National Park camping – give it a go!


Family Camping


If you looking for a more traditional camping location than say, a caravan park, then National Parks are the way to go.

They are our preferred way to go camping.   You can see from the reviews at our website, how they tend to feature more heavily.     You often get some basic facilities, but they remain relatively untouched, and most importantly – generator free!!!!

We are very spoiled here in Australia for choice with our National Parks, and for us, the list of ones we want to visit and check out is looooooong!     When we lived in Sydney, it seems we didn’t get out nearly as much as we should have.   Now, looking back, we realise how many places we didn’t get to see, and how we wish we had got out of the CBD more often, and into the countryside.

One such area is that of the Western Riverina district of southern NSW where I wish we had visited.

There are 3 National Parks in this region, comprising of over 100,000 hectares of river red gum forests, and unlike many South Australian National Parks, its free!!!

We have spent many camping trips by the river here in SA, and it really is the best way to experience camping (because it has to be one of  the most relaxed and private way to camp).    Camping by a river allows you to fish, go yabbying, kayaking, swimming and with amazing (and frequently very noisy) birds.

In NSW, you have the Murray Valley National Park, which has 6 campgrounds – the range of facilities vary, and depending on what you are looking for, we always recommend doing homework on your potential campsite!

Here’s the link to help you out and give you some further info on what the campsites offer:

www.nationalparks.nsw.gov.au/murray-valley-national-park



Gen Y Camping Car Boomanoomana Yanga NP_D.FinneganOEH
 

There are 2 other parks also worth investigating – the Yanga (which also is known as the Murrumbidgee Valley National Park as 170km of Murrumbidgee frontage runs through it) and the Murrumbidgee Valley National Park (only created in 2010 to protect 107,000ha of river red gum forests), all relatively close to the towns of  Deniliquin, Balranald, Moama, Narrandera, Leeton or Hay.  

These Parks do  have campgrounds, but you do have the option of setting up in your own secluded spot, and truly getting away from it all.

Check out these sites for the in depth information to help you choose where and when to go:

www.nationalparks.nsw.gov.au/murrumbidgee-valley-national-park

www.nationalparks.nsw.gov.au/yanga-national-park



 
Camping Gen Y
 

 
National Parks have a lot to offer everyone, but camping in them takes it to a new level!

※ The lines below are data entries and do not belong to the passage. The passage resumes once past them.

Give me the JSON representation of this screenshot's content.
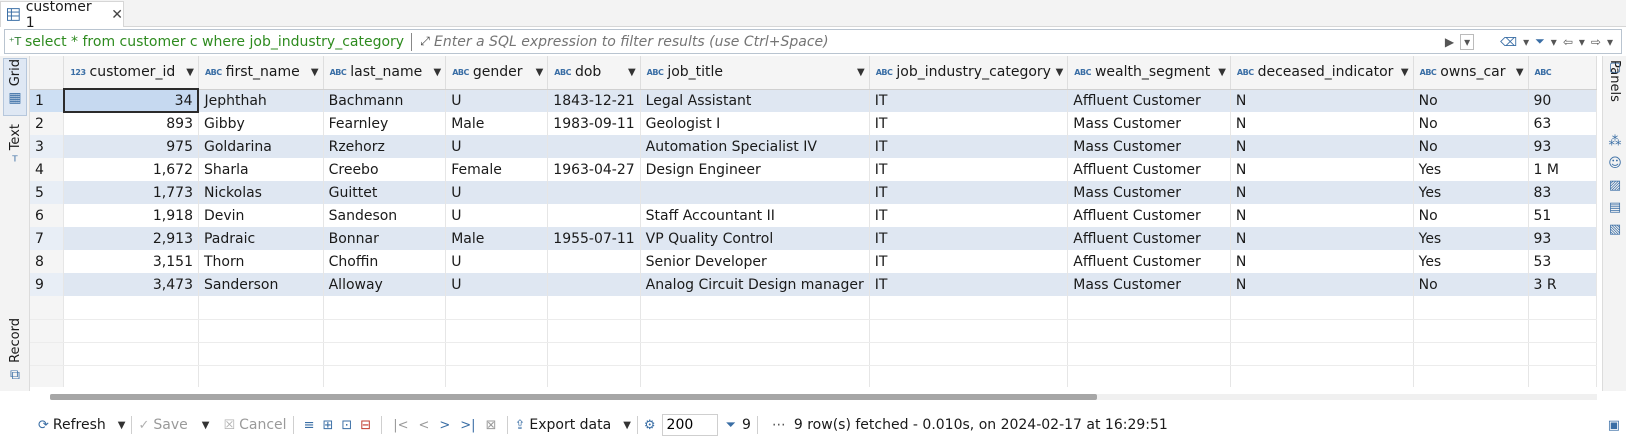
{
  "tab": {
    "label": "customer 1",
    "close_glyph": "✕"
  },
  "filter": {
    "prefix_icon": "sql-icon",
    "sql": "select * from customer c where job_industry_category = 'I",
    "placeholder": "Enter a SQL expression to filter results (use Ctrl+Space)"
  },
  "left_tabs": {
    "grid": "Grid",
    "text": "Text",
    "record": "Record"
  },
  "right_panel": {
    "label": "Panels"
  },
  "grid": {
    "columns": [
      {
        "type": "123",
        "name": "customer_id"
      },
      {
        "type": "ABC",
        "name": "first_name"
      },
      {
        "type": "ABC",
        "name": "last_name"
      },
      {
        "type": "ABC",
        "name": "gender"
      },
      {
        "type": "ABC",
        "name": "dob"
      },
      {
        "type": "ABC",
        "name": "job_title"
      },
      {
        "type": "ABC",
        "name": "job_industry_category"
      },
      {
        "type": "ABC",
        "name": "wealth_segment"
      },
      {
        "type": "ABC",
        "name": "deceased_indicator"
      },
      {
        "type": "ABC",
        "name": "owns_car"
      },
      {
        "type": "ABC",
        "name": ""
      }
    ],
    "rows": [
      {
        "num": "1",
        "cells": [
          "34",
          "Jephthah",
          "Bachmann",
          "U",
          "1843-12-21",
          "Legal Assistant",
          "IT",
          "Affluent Customer",
          "N",
          "No",
          "90"
        ]
      },
      {
        "num": "2",
        "cells": [
          "893",
          "Gibby",
          "Fearnley",
          "Male",
          "1983-09-11",
          "Geologist I",
          "IT",
          "Mass Customer",
          "N",
          "No",
          "63"
        ]
      },
      {
        "num": "3",
        "cells": [
          "975",
          "Goldarina",
          "Rzehorz",
          "U",
          "",
          "Automation Specialist IV",
          "IT",
          "Mass Customer",
          "N",
          "No",
          "93"
        ]
      },
      {
        "num": "4",
        "cells": [
          "1,672",
          "Sharla",
          "Creebo",
          "Female",
          "1963-04-27",
          "Design Engineer",
          "IT",
          "Affluent Customer",
          "N",
          "Yes",
          "1 M"
        ]
      },
      {
        "num": "5",
        "cells": [
          "1,773",
          "Nickolas",
          "Guittet",
          "U",
          "",
          "",
          "IT",
          "Mass Customer",
          "N",
          "Yes",
          "83"
        ]
      },
      {
        "num": "6",
        "cells": [
          "1,918",
          "Devin",
          "Sandeson",
          "U",
          "",
          "Staff Accountant II",
          "IT",
          "Affluent Customer",
          "N",
          "No",
          "51"
        ]
      },
      {
        "num": "7",
        "cells": [
          "2,913",
          "Padraic",
          "Bonnar",
          "Male",
          "1955-07-11",
          "VP Quality Control",
          "IT",
          "Affluent Customer",
          "N",
          "Yes",
          "93"
        ]
      },
      {
        "num": "8",
        "cells": [
          "3,151",
          "Thorn",
          "Choffin",
          "U",
          "",
          "Senior Developer",
          "IT",
          "Affluent Customer",
          "N",
          "Yes",
          "53"
        ]
      },
      {
        "num": "9",
        "cells": [
          "3,473",
          "Sanderson",
          "Alloway",
          "U",
          "",
          "Analog Circuit Design manager",
          "IT",
          "Mass Customer",
          "N",
          "No",
          "3 R"
        ]
      }
    ]
  },
  "toolbar": {
    "refresh": "Refresh",
    "save": "Save",
    "cancel": "Cancel",
    "export": "Export data",
    "fetch_size": "200",
    "row_count": "9",
    "status": "9 row(s) fetched - 0.010s, on 2024-02-17 at 16:29:51"
  },
  "colors": {
    "accent": "#3a6ea5",
    "sql_green": "#2e8b1f",
    "row_stripe": "#dfe7f2"
  }
}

Still not convinced?   Maybe these points will help you......   
 
  • Natural beauty is right outside your tent
  • You are not packed in like sardines
  • Campfires are allowed (at certain times, check restrictions closely)
  • Space to move and explore
  • More choice with your campsite – choose one that suits your camping style
  • Privacy and tranquillity
  • If you are fully self sufficient, it gives you a lot more options where to camp within the Parks.     We recommend, that a chemical toilet is always a good idea if you are near water sources.       If you don’t have one, and need to go, remember go to toilet at least 200 feet/60 metres from nearest water source!
  • Cheap (depending on where you camp, such as above, it could be free)
 
If you have been to any of the Parks listed above, we would love to hear your thoughts below.
 
And if you want any more information on camping, tips and reviews, don’t forget to go to our main website for lots more facts and helpful thoughts.   
 
 
Note:  Photos and general information of this area of NSW was provided by NSW National Parks & Wildlife.  We were not paid for this post – we just want to encourage people to use our National Parks, responsibly.